[[ DATA TO USE open ]]
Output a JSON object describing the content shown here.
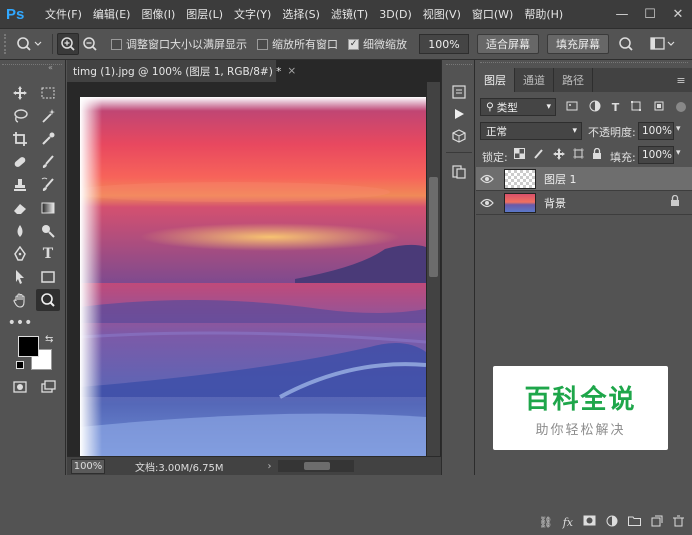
{
  "app": {
    "logo": "Ps"
  },
  "menu": [
    "文件(F)",
    "编辑(E)",
    "图像(I)",
    "图层(L)",
    "文字(Y)",
    "选择(S)",
    "滤镜(T)",
    "3D(D)",
    "视图(V)",
    "窗口(W)",
    "帮助(H)"
  ],
  "window_controls": {
    "minimize": "—",
    "maximize": "☐",
    "close": "✕"
  },
  "options_bar": {
    "resize_windows_label": "调整窗口大小以满屏显示",
    "resize_windows_checked": false,
    "zoom_all_windows_label": "缩放所有窗口",
    "zoom_all_windows_checked": false,
    "scrubby_zoom_label": "细微缩放",
    "scrubby_zoom_checked": true,
    "zoom_value": "100%",
    "fit_screen_label": "适合屏幕",
    "fill_screen_label": "填充屏幕"
  },
  "document": {
    "tab_title": "timg (1).jpg @ 100% (图层 1, RGB/8#) *",
    "close_glyph": "×",
    "status_zoom": "100%",
    "status_doc": "文档:3.00M/6.75M",
    "status_arrow": "›"
  },
  "layers_panel": {
    "tabs": [
      "图层",
      "通道",
      "路径"
    ],
    "active_tab": 0,
    "filter_kind": "类型",
    "blend_mode": "正常",
    "opacity_label": "不透明度:",
    "opacity_value": "100%",
    "lock_label": "锁定:",
    "fill_label": "填充:",
    "fill_value": "100%",
    "layers": [
      {
        "name": "图层 1",
        "selected": true,
        "visible": true,
        "locked": false
      },
      {
        "name": "背景",
        "selected": false,
        "visible": true,
        "locked": true
      }
    ]
  },
  "watermark": {
    "title": "百科全说",
    "subtitle": "助你轻松解决"
  },
  "colors": {
    "sky_top": "#c0497a",
    "sky_mid": "#f04a60",
    "horizon": "#f5a050",
    "sea": "#6a5aa8",
    "wave": "#4a6ac8",
    "accent": "#31a8ff"
  }
}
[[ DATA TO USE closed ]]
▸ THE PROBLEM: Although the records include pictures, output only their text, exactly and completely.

▸ ANSWER TO THE EXERCISE:
Output a JSON object describing the content shown here.
{
  "app": {
    "logo": "Ps"
  },
  "menu": [
    "文件(F)",
    "编辑(E)",
    "图像(I)",
    "图层(L)",
    "文字(Y)",
    "选择(S)",
    "滤镜(T)",
    "3D(D)",
    "视图(V)",
    "窗口(W)",
    "帮助(H)"
  ],
  "window_controls": {
    "minimize": "—",
    "maximize": "☐",
    "close": "✕"
  },
  "options_bar": {
    "resize_windows_label": "调整窗口大小以满屏显示",
    "resize_windows_checked": false,
    "zoom_all_windows_label": "缩放所有窗口",
    "zoom_all_windows_checked": false,
    "scrubby_zoom_label": "细微缩放",
    "scrubby_zoom_checked": true,
    "zoom_value": "100%",
    "fit_screen_label": "适合屏幕",
    "fill_screen_label": "填充屏幕"
  },
  "document": {
    "tab_title": "timg (1).jpg @ 100% (图层 1, RGB/8#) *",
    "close_glyph": "×",
    "status_zoom": "100%",
    "status_doc": "文档:3.00M/6.75M",
    "status_arrow": "›"
  },
  "layers_panel": {
    "tabs": [
      "图层",
      "通道",
      "路径"
    ],
    "active_tab": 0,
    "filter_kind": "类型",
    "blend_mode": "正常",
    "opacity_label": "不透明度:",
    "opacity_value": "100%",
    "lock_label": "锁定:",
    "fill_label": "填充:",
    "fill_value": "100%",
    "layers": [
      {
        "name": "图层 1",
        "selected": true,
        "visible": true,
        "locked": false
      },
      {
        "name": "背景",
        "selected": false,
        "visible": true,
        "locked": true
      }
    ]
  },
  "watermark": {
    "title": "百科全说",
    "subtitle": "助你轻松解决"
  },
  "colors": {
    "sky_top": "#c0497a",
    "sky_mid": "#f04a60",
    "horizon": "#f5a050",
    "sea": "#6a5aa8",
    "wave": "#4a6ac8",
    "accent": "#31a8ff"
  }
}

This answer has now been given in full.